KATHMANDU (THE KATHMANDU POST) - Ms Harimaya Thapaliya, with her three daughters in tow, waited for nearly eight hours at the Kalanki district of Kathmandu on Monday, hoping to catch a bus to Biratnagar, her home town. A few buses drove past, but none stopped.
"All the buses were already full with passengers," said the 37-year-old mother. "I lost all my belongings in the earthquake and now I would like to go home, be with my family at this hour."
Ms Harimaya and her three children were at the Central Zoo in Jawalakhel town of Lalitpur district when the magnitude-7.9 earthquake struck Nepal on Saturday noon. The house where Ms Harimaya had lived on rent was reduced to rubble.
She and her children spent two nights at Tundikhel, a large grass-covered ground in the centre of Kathmandu, under the open sky, scared for their lives as series of aftershocks continued to rattle Kathmandu Valley and the districts nearby.
"We left Tundikhel and headed for Kalanki early in the morning to board a bus to Biratnagar, where my husband and in-laws are waiting for us. But not a single bus stopped for us," said Ms Harimaya, who has decided to stay put at Kalanki until she gets the bus that would take her and her three daughters home.
Like Ms Harimaya and her children, scores of people from outside Kathmandu Valley waited, in vain, at Kalanki for passenger buses to take them home.
Mr Suraj Khanal, 25, of Fujel, Gorkha, could not get a bus as well. He said his parents and younger sister have not been contactable for the past two days, and that he is worried about their well-being.
"Even the phones of my relatives and neighbours are switched off," Mr Khanal lamented. "My elder brother who lived with me in Kathmandu left for Gorkha on foot yesterday, now even he is out of contact.
Ms Sapana Kharel, who had come to Kathmandu from Palpa to prepare for the IELTS test, said she could not even get a taxi, let alone a bus.
"My parents are worried and I am scared," said the 21-year-old.
Following Saturday's earthquake , the number of people trying to leave the valley has increased dramatically. But many of them are unable to leave because many buses that were supposed to arrive in Kathmandu from different parts of the country cancelled their scheduled trips in the wake of the earthquake .
Mr Tulasi Prasad Sitaula, secretary at the Ministry of Physical Infrastructure and Transportation, said even taxis are hard to find as most of the taxi drivers in Kathmandu are from places like Sindhupalchok, Kavre, Dolakha and Ramechhap, which were severely affected by the earthquake, and they have left for their homes to be with their families.

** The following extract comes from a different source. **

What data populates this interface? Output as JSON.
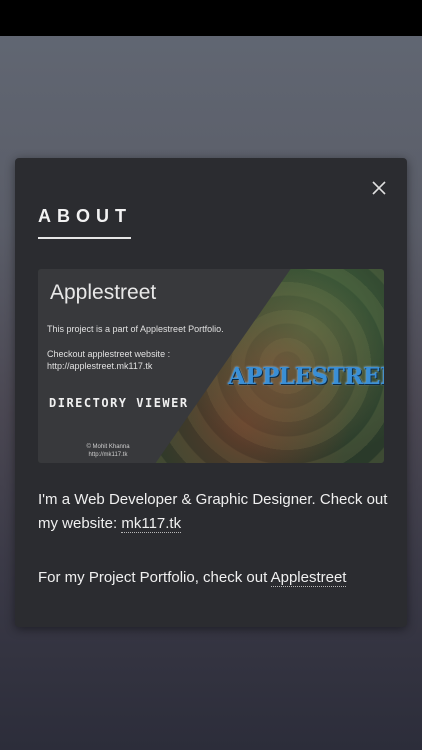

"It would take at least two more days for transportation system to return to normalcy. To that end, the government has decided to mobilise 350 buses from outside the Valley.
"These buses will not require route permits to make the trips," Mr Sitaula said.